**EXERCISE BRIEF:** Look through the entries below and show every line containing the word "audience".

**DATASET RECORDS:**
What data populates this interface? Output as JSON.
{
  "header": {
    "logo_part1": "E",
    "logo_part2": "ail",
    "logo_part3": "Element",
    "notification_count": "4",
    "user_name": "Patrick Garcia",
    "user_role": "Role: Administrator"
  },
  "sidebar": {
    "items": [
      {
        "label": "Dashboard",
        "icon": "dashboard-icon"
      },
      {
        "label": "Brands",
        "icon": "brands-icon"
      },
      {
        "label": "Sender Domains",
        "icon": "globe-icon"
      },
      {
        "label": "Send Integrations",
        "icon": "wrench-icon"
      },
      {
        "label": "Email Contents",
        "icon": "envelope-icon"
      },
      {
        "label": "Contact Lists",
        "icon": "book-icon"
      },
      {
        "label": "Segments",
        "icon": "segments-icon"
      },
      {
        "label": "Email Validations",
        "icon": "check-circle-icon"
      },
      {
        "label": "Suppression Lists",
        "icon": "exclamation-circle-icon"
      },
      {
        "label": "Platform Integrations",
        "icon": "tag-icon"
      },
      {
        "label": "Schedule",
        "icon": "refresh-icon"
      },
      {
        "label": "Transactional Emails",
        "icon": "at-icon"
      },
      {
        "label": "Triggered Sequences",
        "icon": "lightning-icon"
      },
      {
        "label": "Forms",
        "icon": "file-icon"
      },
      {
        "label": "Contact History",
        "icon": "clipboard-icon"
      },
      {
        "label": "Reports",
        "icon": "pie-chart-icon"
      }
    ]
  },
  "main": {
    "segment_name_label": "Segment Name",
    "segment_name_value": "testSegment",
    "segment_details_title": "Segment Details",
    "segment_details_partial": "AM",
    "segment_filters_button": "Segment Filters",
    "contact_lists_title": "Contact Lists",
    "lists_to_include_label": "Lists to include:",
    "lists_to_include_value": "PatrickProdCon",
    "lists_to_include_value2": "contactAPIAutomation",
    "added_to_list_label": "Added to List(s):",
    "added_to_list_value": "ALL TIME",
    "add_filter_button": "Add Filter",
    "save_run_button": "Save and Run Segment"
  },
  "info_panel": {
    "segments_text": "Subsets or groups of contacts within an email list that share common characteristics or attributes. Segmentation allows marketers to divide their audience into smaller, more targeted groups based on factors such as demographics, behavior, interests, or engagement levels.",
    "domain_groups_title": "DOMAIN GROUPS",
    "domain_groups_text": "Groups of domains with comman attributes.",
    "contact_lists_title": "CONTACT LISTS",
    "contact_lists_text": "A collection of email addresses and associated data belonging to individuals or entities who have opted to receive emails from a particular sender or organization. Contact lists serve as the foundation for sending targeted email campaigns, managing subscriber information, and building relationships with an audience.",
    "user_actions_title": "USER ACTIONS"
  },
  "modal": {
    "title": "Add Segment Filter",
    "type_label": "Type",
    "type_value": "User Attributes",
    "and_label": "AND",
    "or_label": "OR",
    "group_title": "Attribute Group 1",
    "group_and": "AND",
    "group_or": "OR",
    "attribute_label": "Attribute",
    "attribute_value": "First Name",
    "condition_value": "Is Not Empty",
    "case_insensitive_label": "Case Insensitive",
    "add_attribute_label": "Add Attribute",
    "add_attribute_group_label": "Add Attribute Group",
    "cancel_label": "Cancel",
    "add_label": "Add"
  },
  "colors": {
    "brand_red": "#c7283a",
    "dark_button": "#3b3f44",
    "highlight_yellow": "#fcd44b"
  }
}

**ANSWER SPACE:**
    "segments_text": "Subsets or groups of contacts within an email list that share common characteristics or attributes. Segmentation allows marketers to divide their audience into smaller, more targeted groups based on factors such as demographics, behavior, interests, or engagement levels.",
    "contact_lists_text": "A collection of email addresses and associated data belonging to individuals or entities who have opted to receive emails from a particular sender or organization. Contact lists serve as the foundation for sending targeted email campaigns, managing subscriber information, and building relationships with an audience.",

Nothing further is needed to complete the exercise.